Skip the pictures. Give all the data again exactly.

### Listed entries

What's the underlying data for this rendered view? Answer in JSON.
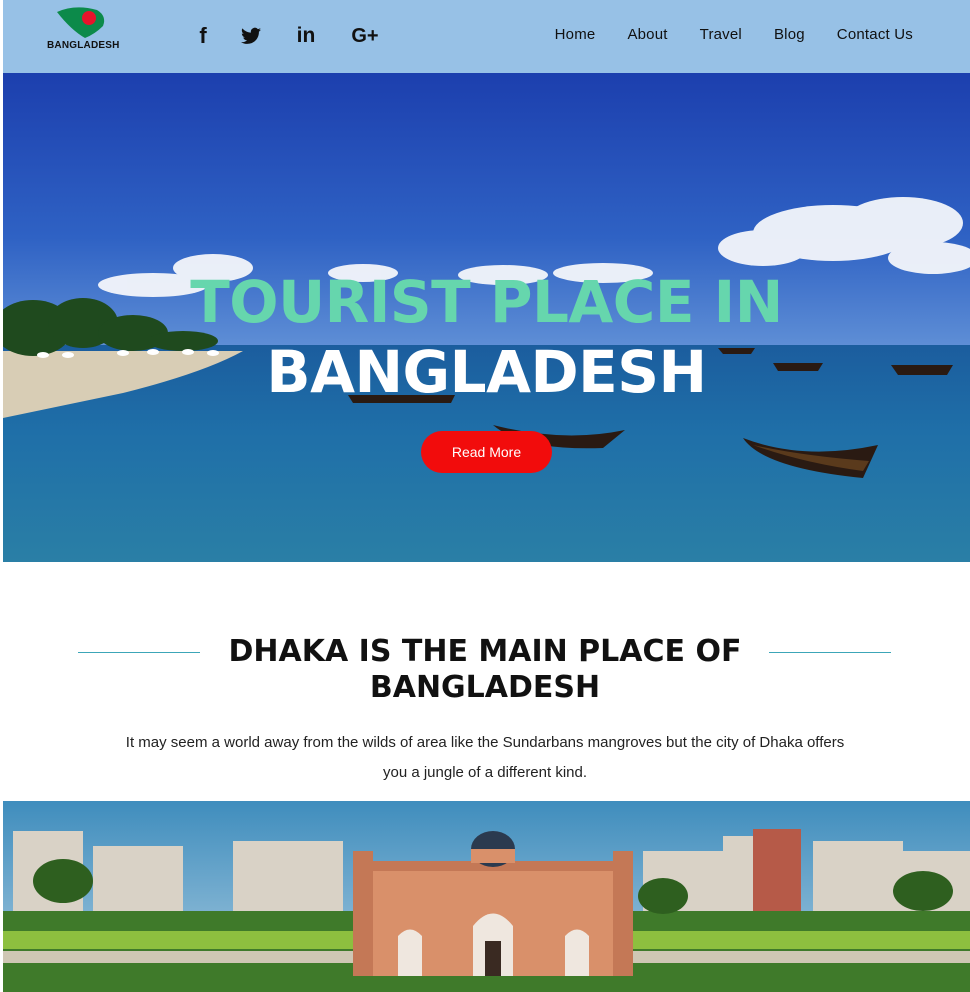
{
  "header": {
    "logo_text": "BANGLADESH",
    "social": [
      {
        "name": "facebook",
        "glyph": "f"
      },
      {
        "name": "twitter",
        "glyph": "🐦"
      },
      {
        "name": "linkedin",
        "glyph": "in"
      },
      {
        "name": "google-plus",
        "glyph": "G+"
      }
    ],
    "nav": [
      "Home",
      "About",
      "Travel",
      "Blog",
      "Contact Us"
    ]
  },
  "hero": {
    "title_line1": "TOURIST PLACE IN",
    "title_line2": "BANGLADESH",
    "button_label": "Read More"
  },
  "section": {
    "title_line1": "DHAKA IS THE MAIN PLACE OF",
    "title_line2": "BANGLADESH",
    "description_line1": "It may seem a world away from the wilds of area like the Sundarbans mangroves but the city of Dhaka offers",
    "description_line2": "you a jungle of a different kind."
  },
  "colors": {
    "header_bg": "#97c1e6",
    "accent_green": "#66d6ad",
    "button_red": "#f20c0c",
    "rule": "#3ca6b8"
  }
}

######

> [Output of the task]
What's the underlying data for this rendered view? Answer in JSON.
{
  "header": {
    "logo_text": "BANGLADESH",
    "social": [
      {
        "name": "facebook",
        "glyph": "f"
      },
      {
        "name": "twitter",
        "glyph": "🐦"
      },
      {
        "name": "linkedin",
        "glyph": "in"
      },
      {
        "name": "google-plus",
        "glyph": "G+"
      }
    ],
    "nav": [
      "Home",
      "About",
      "Travel",
      "Blog",
      "Contact Us"
    ]
  },
  "hero": {
    "title_line1": "TOURIST PLACE IN",
    "title_line2": "BANGLADESH",
    "button_label": "Read More"
  },
  "section": {
    "title_line1": "DHAKA IS THE MAIN PLACE OF",
    "title_line2": "BANGLADESH",
    "description_line1": "It may seem a world away from the wilds of area like the Sundarbans mangroves but the city of Dhaka offers",
    "description_line2": "you a jungle of a different kind."
  },
  "colors": {
    "header_bg": "#97c1e6",
    "accent_green": "#66d6ad",
    "button_red": "#f20c0c",
    "rule": "#3ca6b8"
  }
}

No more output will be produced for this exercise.